UK, Canada and Germany boost funds for global Covid-19 vaccine initiative but billions more needed
Countries at the United Nations General Assembly have pledged a further $1.2 billion for global efforts towards providing equal access to Covid-19 vaccines. But even on top of existing pledges of $2.6bn, this falls well short of the $38bn called for by the World Health Organization for vaccines, drugs and diagnostics.
In its investment case for the Access to Covid-19 Tools Accelerator—the framework for the global medical response to the coronavirus—published on 24 September, the WHO estimated R&D costs alone as $2.4bn for vaccines, $2bn for drugs and $300,000 for diagnostics.
New commitments over recent days include £571m ($732m) from the United Kingdom, C$440m ($332m) from Canada, and €100m ($117m) from Germany.

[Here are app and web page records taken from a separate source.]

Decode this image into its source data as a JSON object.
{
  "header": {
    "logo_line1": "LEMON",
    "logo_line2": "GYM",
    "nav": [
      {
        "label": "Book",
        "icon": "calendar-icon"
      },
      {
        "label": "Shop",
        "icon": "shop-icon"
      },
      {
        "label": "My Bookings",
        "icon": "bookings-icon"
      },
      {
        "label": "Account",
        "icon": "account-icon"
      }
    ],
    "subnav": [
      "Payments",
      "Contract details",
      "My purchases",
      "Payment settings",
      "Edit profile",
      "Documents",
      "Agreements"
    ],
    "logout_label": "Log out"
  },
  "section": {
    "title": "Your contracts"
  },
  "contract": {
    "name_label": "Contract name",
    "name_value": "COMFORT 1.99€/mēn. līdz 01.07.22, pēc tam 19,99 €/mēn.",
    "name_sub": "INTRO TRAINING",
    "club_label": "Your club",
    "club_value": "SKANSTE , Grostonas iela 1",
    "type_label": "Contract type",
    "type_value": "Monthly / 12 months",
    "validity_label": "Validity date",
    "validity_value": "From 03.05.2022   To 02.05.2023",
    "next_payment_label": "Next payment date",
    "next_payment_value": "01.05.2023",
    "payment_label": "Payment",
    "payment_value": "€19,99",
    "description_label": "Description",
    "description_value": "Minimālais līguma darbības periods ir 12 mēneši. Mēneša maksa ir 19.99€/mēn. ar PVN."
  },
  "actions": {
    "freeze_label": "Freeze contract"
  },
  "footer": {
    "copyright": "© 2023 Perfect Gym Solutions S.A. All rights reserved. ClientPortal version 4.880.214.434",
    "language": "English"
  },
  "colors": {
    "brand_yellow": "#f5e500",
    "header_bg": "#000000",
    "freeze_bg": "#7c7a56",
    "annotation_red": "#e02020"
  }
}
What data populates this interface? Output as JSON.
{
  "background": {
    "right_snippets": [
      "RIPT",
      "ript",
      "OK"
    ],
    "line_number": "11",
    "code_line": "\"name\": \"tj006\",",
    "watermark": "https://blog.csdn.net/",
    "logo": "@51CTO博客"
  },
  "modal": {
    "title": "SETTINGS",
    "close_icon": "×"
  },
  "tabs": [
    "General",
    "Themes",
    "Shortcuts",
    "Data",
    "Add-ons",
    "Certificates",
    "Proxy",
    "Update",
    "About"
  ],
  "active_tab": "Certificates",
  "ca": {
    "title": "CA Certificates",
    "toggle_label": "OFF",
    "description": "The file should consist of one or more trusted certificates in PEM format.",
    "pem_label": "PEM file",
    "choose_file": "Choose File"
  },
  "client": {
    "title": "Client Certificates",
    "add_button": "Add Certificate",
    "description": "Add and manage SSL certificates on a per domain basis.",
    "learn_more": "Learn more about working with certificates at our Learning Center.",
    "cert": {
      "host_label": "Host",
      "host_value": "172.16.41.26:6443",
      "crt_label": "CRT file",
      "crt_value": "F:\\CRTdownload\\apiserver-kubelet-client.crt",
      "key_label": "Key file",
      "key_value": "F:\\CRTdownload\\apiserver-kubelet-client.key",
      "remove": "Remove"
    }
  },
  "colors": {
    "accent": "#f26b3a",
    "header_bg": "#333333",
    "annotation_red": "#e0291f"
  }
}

The funds are largely ear-marked for supporting low- and middle-income countries to procure vaccine doses through the Covax equal access mechanism.
In addition, 16 pharmaceutical companies along with the Bill and Melinda Gates Foundation released a statement on 30 September that they support equal access mechanisms such as Covax and are committed to making products under development affordable to lower-income countries.
Speaking at a UN event, Bill Gates said the companies were committed to “forgoing profits and adjusting pricing to make their products was affordable as possible” but that more public funding was needed to pay for them.
Covax, which is co-led by the World Health Organization, the vaccine alliance Gavi and the Coalition for Epidemic Preparedness Innovations, is aiming to deliver two billion vaccine doses by the end of 2021. Seth Berkley, chief executive of Gavi, praised the new commitments but said a further $2bn was needed in “urgent funding” by December, with “at least a further $5bn for 2021”.